As more big-box retail stores shutter as a direct result of changing consumer habits, real estate investors and developers are seeing opportunity in repurposing those large footprints into new uses.
The trend is playing out visibly in Charlotte. The former Super Kmart on Sardis Road North was acquired by DRA Advisors and Mainstreet Capital Partners in 2015 before they upfitted the space and leased most of it to Verizon Wireless for a new call center. In south Charlotte, White Oak Real Estate Advisors bought the old Walmart at Arrowood and Old Pineville roads and converted it into office space. In Monroe, Aston Properties opened a self-storage facility in the former Kmart across the street from Monroe Crossing mall.

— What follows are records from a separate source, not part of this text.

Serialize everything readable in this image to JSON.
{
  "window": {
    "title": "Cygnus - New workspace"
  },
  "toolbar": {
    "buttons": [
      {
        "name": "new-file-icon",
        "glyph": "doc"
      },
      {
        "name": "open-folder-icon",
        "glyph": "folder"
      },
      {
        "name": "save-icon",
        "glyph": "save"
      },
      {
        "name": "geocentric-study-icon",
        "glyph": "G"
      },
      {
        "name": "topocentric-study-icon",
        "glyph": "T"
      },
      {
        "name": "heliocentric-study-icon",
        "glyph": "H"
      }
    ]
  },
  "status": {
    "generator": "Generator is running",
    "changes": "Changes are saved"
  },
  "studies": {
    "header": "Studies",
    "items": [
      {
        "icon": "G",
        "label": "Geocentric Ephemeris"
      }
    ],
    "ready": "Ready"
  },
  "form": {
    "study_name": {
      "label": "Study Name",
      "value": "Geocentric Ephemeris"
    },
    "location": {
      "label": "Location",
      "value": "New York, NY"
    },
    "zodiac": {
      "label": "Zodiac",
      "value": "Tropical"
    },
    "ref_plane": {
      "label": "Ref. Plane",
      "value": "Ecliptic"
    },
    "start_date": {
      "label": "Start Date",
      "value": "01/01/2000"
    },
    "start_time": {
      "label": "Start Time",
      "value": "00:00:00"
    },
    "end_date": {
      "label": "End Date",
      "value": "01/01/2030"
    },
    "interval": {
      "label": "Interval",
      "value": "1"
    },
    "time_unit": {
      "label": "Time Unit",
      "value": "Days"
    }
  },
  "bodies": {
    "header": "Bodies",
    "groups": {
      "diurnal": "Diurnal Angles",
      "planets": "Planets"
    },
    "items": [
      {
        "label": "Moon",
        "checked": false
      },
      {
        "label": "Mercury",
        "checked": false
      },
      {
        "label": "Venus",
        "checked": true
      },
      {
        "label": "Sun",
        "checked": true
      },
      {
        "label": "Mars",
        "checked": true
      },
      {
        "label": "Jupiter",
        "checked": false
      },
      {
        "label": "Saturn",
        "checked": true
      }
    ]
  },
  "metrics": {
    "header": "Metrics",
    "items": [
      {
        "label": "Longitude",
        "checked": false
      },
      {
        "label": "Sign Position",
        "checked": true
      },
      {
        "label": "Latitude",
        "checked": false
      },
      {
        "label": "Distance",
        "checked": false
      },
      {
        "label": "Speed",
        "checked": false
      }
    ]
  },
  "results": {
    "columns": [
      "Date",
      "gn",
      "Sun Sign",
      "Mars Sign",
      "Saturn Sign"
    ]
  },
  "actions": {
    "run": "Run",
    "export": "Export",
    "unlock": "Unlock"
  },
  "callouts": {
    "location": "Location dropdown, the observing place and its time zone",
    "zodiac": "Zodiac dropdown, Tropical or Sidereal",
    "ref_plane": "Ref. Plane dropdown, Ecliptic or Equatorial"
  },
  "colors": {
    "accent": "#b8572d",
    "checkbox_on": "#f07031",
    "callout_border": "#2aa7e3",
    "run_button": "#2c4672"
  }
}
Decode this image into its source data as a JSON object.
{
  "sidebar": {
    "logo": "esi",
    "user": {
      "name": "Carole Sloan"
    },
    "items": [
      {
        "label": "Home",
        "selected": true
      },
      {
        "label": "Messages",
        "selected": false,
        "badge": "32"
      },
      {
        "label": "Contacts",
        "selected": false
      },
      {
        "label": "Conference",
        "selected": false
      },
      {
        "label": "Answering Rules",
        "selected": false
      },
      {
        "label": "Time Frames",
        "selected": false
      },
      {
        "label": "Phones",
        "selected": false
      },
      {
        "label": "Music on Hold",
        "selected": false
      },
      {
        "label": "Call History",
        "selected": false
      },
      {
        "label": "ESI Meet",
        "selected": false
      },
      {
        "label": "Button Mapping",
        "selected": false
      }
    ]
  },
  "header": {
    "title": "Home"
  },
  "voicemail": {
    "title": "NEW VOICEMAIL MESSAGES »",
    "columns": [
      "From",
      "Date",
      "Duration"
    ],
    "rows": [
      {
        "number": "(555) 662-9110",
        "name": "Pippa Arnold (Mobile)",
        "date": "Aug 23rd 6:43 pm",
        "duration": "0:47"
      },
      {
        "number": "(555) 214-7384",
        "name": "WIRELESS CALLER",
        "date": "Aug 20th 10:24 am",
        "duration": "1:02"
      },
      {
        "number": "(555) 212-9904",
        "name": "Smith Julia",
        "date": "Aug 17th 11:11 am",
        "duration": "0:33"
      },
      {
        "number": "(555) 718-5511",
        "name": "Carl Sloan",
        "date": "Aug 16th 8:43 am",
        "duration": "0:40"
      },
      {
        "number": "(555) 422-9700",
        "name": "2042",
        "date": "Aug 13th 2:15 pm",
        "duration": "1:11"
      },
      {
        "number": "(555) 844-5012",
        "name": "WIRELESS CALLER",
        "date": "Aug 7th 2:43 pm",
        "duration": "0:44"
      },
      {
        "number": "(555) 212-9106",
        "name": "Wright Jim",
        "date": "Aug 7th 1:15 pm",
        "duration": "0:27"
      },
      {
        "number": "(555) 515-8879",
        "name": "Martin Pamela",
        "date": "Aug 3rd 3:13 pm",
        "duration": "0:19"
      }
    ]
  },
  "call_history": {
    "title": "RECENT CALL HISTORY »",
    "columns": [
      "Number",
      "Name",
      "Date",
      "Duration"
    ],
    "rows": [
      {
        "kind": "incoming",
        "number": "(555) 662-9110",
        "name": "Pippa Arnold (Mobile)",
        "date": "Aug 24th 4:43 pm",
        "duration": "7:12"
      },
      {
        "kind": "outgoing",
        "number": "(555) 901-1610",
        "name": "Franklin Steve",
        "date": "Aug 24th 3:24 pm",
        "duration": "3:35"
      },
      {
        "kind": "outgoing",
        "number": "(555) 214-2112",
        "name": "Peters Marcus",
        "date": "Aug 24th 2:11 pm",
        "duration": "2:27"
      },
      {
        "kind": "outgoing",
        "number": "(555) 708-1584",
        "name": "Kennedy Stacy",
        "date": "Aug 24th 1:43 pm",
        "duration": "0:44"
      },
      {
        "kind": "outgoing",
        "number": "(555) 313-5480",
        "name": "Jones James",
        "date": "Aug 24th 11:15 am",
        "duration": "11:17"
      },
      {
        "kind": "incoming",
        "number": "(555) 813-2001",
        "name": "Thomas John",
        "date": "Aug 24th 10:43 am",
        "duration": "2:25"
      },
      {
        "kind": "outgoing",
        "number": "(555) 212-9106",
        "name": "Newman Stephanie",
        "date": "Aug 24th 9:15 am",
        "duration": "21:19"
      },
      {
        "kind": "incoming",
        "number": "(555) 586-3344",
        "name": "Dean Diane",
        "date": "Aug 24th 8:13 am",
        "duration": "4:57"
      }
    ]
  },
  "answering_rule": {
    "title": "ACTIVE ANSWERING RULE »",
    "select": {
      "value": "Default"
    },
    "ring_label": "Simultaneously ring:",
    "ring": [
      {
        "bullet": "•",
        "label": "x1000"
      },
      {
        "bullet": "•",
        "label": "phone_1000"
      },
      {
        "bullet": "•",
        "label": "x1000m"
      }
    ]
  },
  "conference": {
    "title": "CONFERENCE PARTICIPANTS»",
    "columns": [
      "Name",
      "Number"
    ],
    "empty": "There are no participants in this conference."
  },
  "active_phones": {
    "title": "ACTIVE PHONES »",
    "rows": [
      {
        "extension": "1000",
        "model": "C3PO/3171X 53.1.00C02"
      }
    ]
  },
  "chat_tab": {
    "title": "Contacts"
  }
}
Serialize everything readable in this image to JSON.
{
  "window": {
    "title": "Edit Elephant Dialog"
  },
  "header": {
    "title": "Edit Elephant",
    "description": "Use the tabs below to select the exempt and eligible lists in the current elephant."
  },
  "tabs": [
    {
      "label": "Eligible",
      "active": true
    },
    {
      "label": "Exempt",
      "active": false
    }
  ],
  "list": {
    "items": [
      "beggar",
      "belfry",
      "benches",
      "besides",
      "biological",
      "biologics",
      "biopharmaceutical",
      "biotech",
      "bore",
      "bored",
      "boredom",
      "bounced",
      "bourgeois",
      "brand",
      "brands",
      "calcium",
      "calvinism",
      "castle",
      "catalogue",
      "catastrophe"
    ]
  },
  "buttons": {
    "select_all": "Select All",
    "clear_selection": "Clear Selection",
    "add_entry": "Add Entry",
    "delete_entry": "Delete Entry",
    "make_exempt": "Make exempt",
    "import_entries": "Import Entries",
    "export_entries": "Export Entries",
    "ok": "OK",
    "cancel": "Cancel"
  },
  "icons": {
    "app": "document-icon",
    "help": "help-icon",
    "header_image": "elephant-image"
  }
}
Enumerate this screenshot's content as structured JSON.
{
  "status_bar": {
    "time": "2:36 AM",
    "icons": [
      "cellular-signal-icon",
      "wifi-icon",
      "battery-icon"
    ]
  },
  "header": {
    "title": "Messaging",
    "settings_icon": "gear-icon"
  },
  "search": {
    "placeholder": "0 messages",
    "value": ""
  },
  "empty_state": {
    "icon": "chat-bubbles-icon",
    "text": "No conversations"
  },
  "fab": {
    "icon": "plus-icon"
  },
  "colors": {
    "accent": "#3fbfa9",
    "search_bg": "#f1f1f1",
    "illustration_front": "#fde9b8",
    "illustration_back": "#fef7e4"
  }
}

And now, Charlotte-based Cambridge Properties will upfit the former Kohl’s at Mallard Pointe Shopping Center in University City into 87,000 square feet of office space. Kohl’s shuttered in University City and relocated to Christenbury Corners in Concord last year.
At the former Kohl’s — now being branded as 9315 North Tryon — Alexandra Mann, Barry Fabyan and Charley Leavitt at JLL are marketing the office space on behalf of Cambridge Properties. The amount of investment at the building and timeline for occupancy will depend on tenant needs and when a lease is signed, according to a spokesman for JLL. Upfits can begin as soon as a lease is signed.
The leasing team is bullish on the building’s proximity to the Lynx Blue Line, which now extends to UNC Charlotte’s main campus and has prompted a new wave of investment and interest in University City. 9315 North Tryon, which is near the J.W. Clay Boulevard Station, will include high ceilings, a mezzanine level and a parking ratio of five spaces per 1,000 square feet.
Leavitt, managing director at JLL, said in a statement that employers are increasingly prioritizing access to mass transportation.
“9315 North Tryon offers a rare opportunity to create an open, modern workspace in a prime location on the new light-rail line,” he said.
The conversion of former big boxes into new uses is likely to continue. More than 76 million square feet of retail space nationally is slated to shutter this year, according to CoStar Group, on the heels of major closures by retailers like Toys “R” Us and Sears. About 100 million square feet of retail space closed last year, says CoStar.
“The reality is, a lot of these boxes that are going vacant are in really great locations,” said Susan McGuire, partner and retail platform leader at the Charlotte office of Foundry Commercial. “Some of them are still very much great retail locations but they’re always located where there’s good accessibility, infrastructure, density — they’re great locations to repurpose, redevelop (and) renovate.”
She added the abundance of parking at big-box stores also makes it easier to introduce new uses like office, medical or education — in fact, the old Kmart on Freedom Drive is now home to the Movement School, a charter school by Movement Mortgage. Parking ratios continue to be a critical real estate component, especially in high-density office environments.
But, as has been the major focus in this development cycle, having a mixture of uses is typically a critical factor when it comes to refitting former retail spaces. McGuire predicted the trend will continue as retailers shutter large boxes, whether in an open-air shopping center or an enclosed mall.
“Boxes are, for the most part, simple to retrofit,” McGuire said. “It all comes down to how these uses want to play together. How do we integrate them and how do we deal with the facades and signage? How do we make some of the alternative uses not look like an afterthought but look and feel (integrated)?”